A Tel Aviv-based medical company is revolutionizing the healthcare industry by using blockchain technology to securely distribute standardized healthcare data. Briya, founded in 2020, could drive the next cycle of medical innovation, according to leaders at the firm.
The venture capital world has taken notice. Briya emerged from stealth mode in April with a reported $5.5 million in seed funding from venture capital firm Amiti Ventures, software investor Insight Partners, and medical device investor Innocare Health Investments.
Many healthcare professionals have detailed the languid pace at which data is shared between practices, hospitals, and researchers pioneering treatments. And yet, platforms that bring real-time data to medical professionals do not exist in healthcare systems. Many hospitals and universities use dated systems to aggregate and analyze healthcare data.
Briya executives say that decentralizing this process is the key to making data sharing faster and more secure. “The main concept of blockchain is to ensure trust in the decentralized world,” said Guy Tish, co-founder and chief technology officer at Briya.
“For decades, two organizations that wanted to exchange something would use a third-party organization such as a bank or government to make the transaction. Briya deals with sensitive data peer-to-peer, without a middleman, to dramatically minimize the potential for any kind of attack,” Tish said.
This application of blockchain technology to the healthcare space could significantly improve access to data, according to Briya co-founder and CEO David Lazerson. Health records are difficult to access for global populations or even patients outside of a hospital’s system. And since the systems themselves are not standardized, Lazerson said, it makes it increasingly difficult to share data securely.
“Companies have started to store data in the cloud—no matter the kind of data—because data is power,” said Lazerson. “While this approach works for most industries, it is unacceptable in the medical industry, and especially for patient data, as the cloud creates an abundance of privacy concerns.”
Typically, healthcare data is stored in the cloud or passed through a server before a researcher gains access to the data themselves. This method of data exchange ends in the same result—relevant data sets—but is neither private nor secure.
The path to future medical breakthroughs is in healthcare data, where Lazerson sees huge potential in using blockchain to accelerate time-to-medicine.
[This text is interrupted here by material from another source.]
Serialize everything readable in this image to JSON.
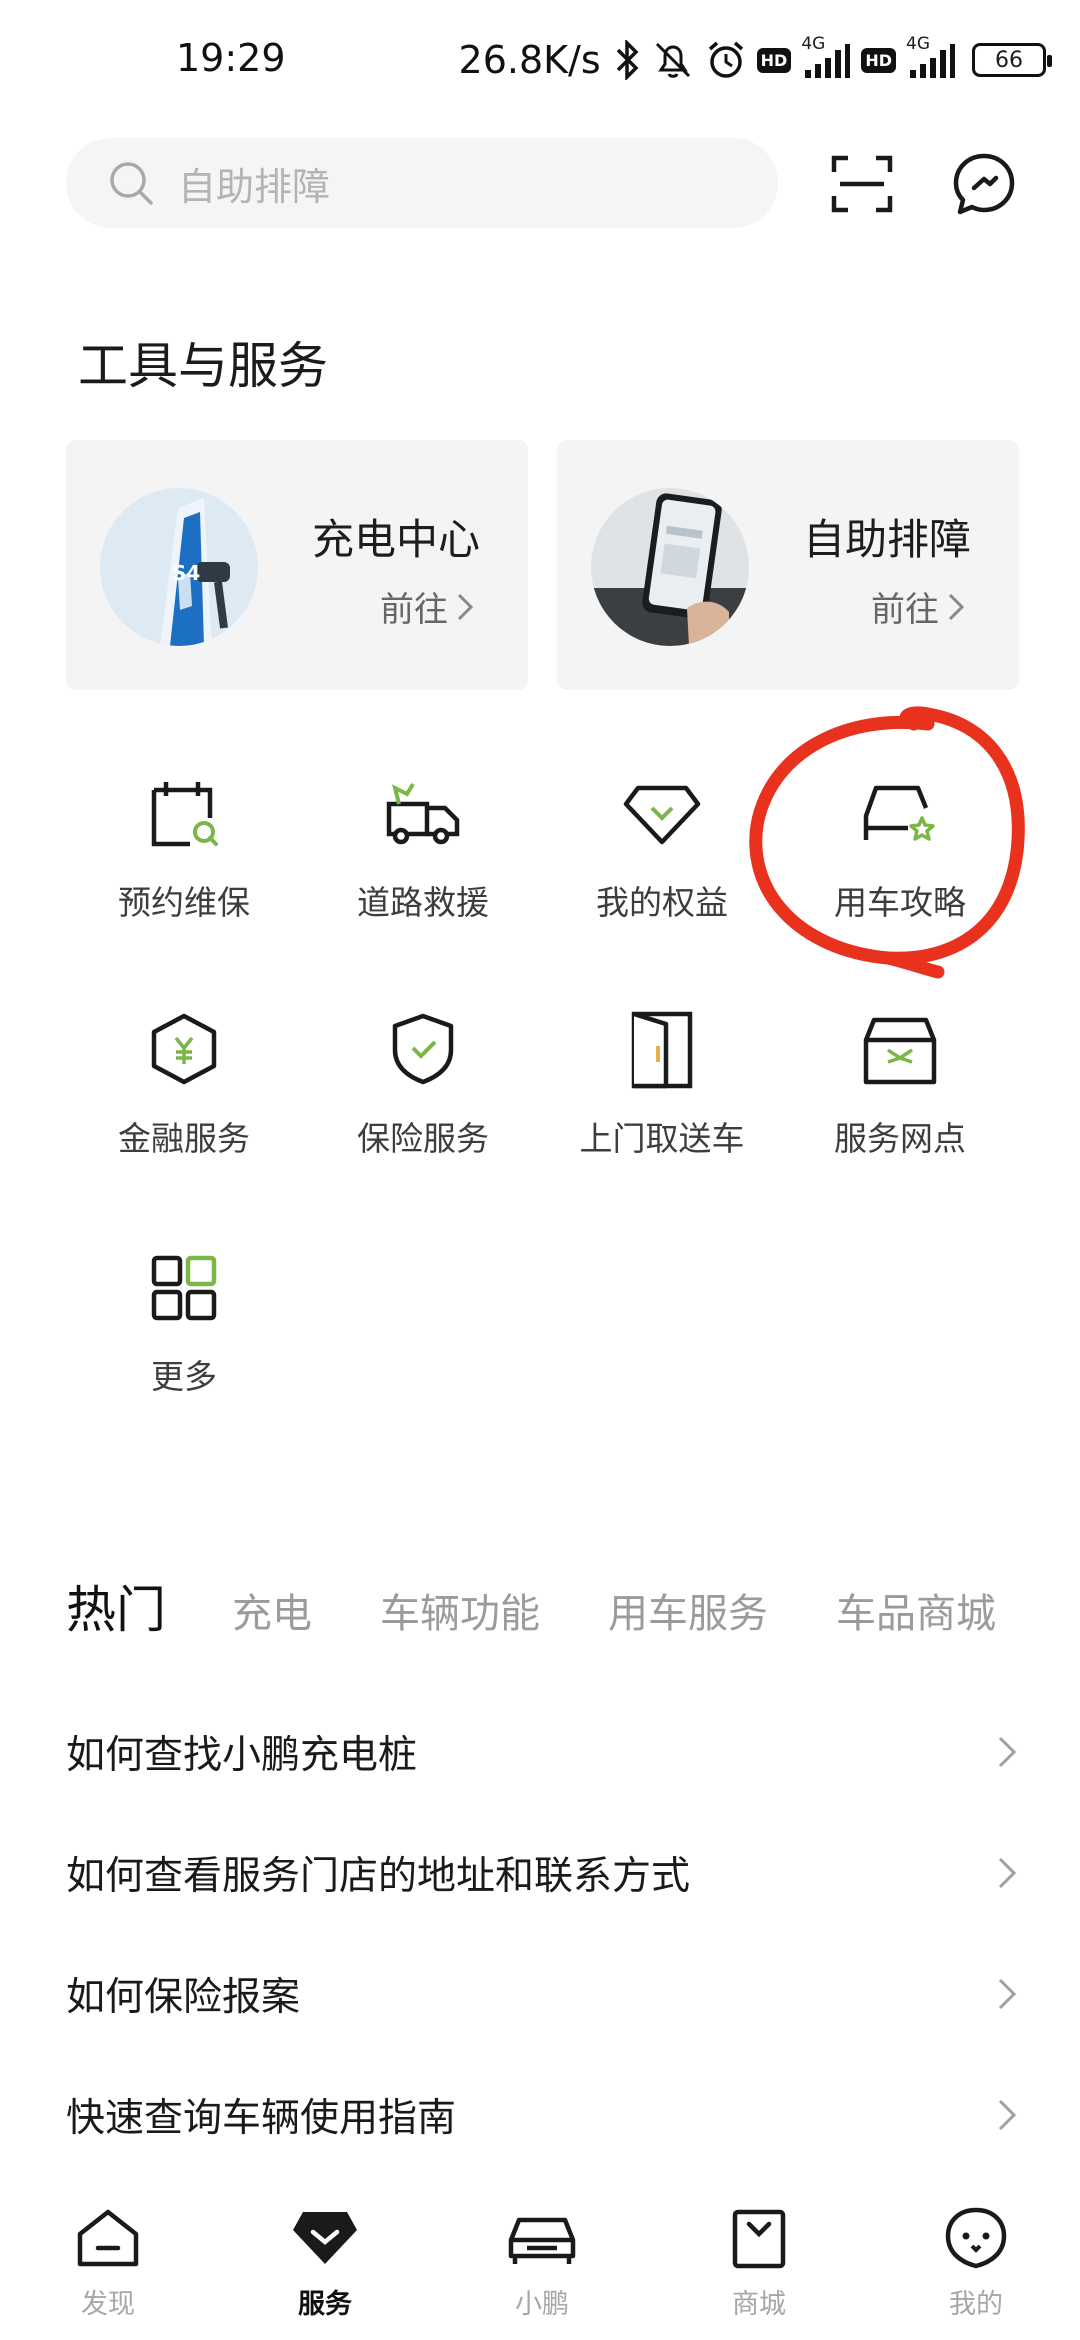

Unlike existing methods, blockchain is able to provide maximum privacy and security on both ends of the data exchange. Decentralized architecture offers secure, live data in an approach focused on patient privacy.
“Blockchain has been an enterprise-ready technology for decades. The core capabilities never changed, but financial applications hugely increased its popularity in the past few years,” Lazerson said.
“[Blockchain] was branded as ‘an underground financial technology’ that kept enterprises far away. We believe that taking an institutional approach to blockchain will highlight its advantages and bring Briya to decision-makers in the healthcare industry,” Lazerson said.
There are some compelling trends in blockchain gaining popularity outside of finance, according to Ruth Levi Lotan, a blockchain expert and advisor for Briya.
“Enterprises are opening up to payments in crypto use [decentralized finance] and are thus more inclined to learn about the underlying technologies and enabled applications,” Lotan said. “Scalability and privacy solutions allow a new wave of possibilities for enterprises to utilize blockchains.”
Lotan said that new trends in governance frameworks could allow for innovative cooperation. A lot of this confidence, she said, comes from security and immutability. Potential leaks of sensitive information are all too prevalent in systems that store personal data, so thus inconsistent and manual enforcement of standards. Protecting medical data is necessary not only for individual privacy, but also for hospital compliance.
Blockchain technology may hold the key to security on both sides. The nature of Briya’s data exchange platform can ensure HIPAA compliance to focus on patient privacy, Lotan said.
Lazerson is optimistic about the platform’s ability to provide secure data to medical professionals. An algorithm similar to a fraud detection one blocks any attempt to violate privacy regulations. Briya can validate data through blockchain, then securely make that data available around the world at lightning speed.
Scientists can examine real-time data to keep up with the evolution of COVID-19 and possibly snuff out novel viruses before they spread. Live data is crucial in making progress to solve any ailment without a cure, from cancer to viruses to autoimmune diseases.
Secure, easily accessible data can help doctors and researchers find state-of-the-art treatments to heal patients. When shared the right way, data is a force with the potential to disrupt the medical field.